begin
30 May 2021
end
04 Jun 2021

Name of Organizers:

Kevin Weiner
University of California, Berkeley
Berkeley, CA

Hiromasa Takemura
Center for Information and Neural Networks (CiNet)
National Institute of Information and Communications Technology
Osaka, Japan

Nicola Palomero-Gallagher
Institute of Neuroscience and Medicine (INM-1)
Research Centre Jülich
Jülich, Germany

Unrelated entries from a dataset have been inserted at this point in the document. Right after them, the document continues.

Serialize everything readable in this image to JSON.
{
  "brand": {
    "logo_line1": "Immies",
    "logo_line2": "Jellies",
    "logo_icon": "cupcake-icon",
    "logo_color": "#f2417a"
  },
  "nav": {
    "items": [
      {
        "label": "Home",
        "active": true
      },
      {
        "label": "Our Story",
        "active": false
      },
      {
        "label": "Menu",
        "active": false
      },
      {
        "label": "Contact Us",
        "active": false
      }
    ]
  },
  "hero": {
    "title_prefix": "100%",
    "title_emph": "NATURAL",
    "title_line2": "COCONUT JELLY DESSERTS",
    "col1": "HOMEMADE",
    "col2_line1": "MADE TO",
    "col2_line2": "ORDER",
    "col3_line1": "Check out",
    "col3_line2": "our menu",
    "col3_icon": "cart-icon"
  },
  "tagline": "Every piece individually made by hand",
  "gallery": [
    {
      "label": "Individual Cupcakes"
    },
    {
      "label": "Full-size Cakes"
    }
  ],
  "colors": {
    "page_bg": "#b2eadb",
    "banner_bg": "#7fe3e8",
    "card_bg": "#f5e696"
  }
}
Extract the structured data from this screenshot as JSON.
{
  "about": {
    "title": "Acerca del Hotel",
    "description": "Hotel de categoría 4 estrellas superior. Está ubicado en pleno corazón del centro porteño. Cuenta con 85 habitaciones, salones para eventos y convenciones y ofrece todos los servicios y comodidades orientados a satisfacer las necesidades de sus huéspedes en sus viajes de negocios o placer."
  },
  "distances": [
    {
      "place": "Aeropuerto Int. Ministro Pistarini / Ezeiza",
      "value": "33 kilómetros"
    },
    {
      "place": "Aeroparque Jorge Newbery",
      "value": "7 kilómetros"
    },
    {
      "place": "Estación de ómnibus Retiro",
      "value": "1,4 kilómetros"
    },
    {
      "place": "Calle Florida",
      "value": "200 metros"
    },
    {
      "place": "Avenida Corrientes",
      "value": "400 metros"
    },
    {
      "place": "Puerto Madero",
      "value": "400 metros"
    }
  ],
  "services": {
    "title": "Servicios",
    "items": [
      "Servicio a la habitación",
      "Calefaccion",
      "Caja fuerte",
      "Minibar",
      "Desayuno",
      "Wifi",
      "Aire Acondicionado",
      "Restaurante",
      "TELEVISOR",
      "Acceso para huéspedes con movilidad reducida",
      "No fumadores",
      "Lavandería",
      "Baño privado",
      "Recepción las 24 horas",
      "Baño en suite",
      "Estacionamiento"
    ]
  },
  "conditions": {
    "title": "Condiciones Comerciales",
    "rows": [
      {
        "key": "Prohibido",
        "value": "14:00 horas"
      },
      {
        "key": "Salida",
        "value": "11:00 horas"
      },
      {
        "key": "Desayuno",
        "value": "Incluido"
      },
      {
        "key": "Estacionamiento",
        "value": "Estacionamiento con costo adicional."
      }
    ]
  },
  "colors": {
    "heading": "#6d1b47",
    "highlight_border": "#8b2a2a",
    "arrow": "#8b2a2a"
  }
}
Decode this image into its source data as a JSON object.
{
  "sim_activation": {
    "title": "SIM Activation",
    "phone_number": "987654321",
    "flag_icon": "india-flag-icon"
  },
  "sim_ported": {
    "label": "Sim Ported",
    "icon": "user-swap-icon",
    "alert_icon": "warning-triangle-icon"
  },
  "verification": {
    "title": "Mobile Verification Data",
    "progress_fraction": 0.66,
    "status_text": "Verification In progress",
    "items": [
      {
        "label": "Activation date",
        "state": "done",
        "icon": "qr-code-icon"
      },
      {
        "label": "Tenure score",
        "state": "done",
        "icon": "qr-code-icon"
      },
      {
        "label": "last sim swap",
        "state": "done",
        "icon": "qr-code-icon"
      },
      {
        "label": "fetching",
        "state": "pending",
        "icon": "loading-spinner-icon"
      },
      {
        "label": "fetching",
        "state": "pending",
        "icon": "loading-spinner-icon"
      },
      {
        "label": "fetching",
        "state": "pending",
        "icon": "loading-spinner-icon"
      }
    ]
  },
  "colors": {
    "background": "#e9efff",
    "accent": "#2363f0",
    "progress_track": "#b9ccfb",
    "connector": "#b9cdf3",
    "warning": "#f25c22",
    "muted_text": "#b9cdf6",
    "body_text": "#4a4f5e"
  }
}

The course will provide an introduction and critical overview of classical and modern approaches for studying the anatomy of the brain using neuroimaging techniques. It is aimed at a multidisciplinary audience, and will provide an introduction to brain macroscopy, gross anatomical landmarks and its intersubject variability, the microstructural organization of the cortical areas, spatial organization of white matter tracts, how different neuroanatomical features of the brain contribute to the representation of cognitive functions, as well as brain development as assessed by novel and timely MR techniques such as quantitative MRI (qMRI) and lipidomics. All these aspects come together in an atlas, where their relationship can be studied. Neuroimaging methods will be discussed with respect to their advantages, disadvantages, and potential pitfalls as it concerns anatomy. The relevance of anatomical knowledge for the interpretation of structural and/or functional imaging data will be made explicit. The course will cover talks introducing anatomical concepts and developmental aspects, also showing how MRI contributes; discussing organizational principles of the brain’s microstructure (cyto-, receptor- and myeloarchitecture), and thus, critically reflecting the perspectives and limits of MR imaging with respect to these aspects of brain organization; and elucidating the relationship between microstructure and brain function, and providing an overview of some widely distributed neuroimaging tools in this field. Participants of the course will thus be able to interpret neuroimaging findings within the underlying anatomical framework of the brain and to critically evaluate advantages and limitations of different neuroanatomical and neuroimaging methods. Therefore, this educational course will provide important perspectives on how to bridge anatomical and neuroimaging methods to understand structural and functional organizations of human brains.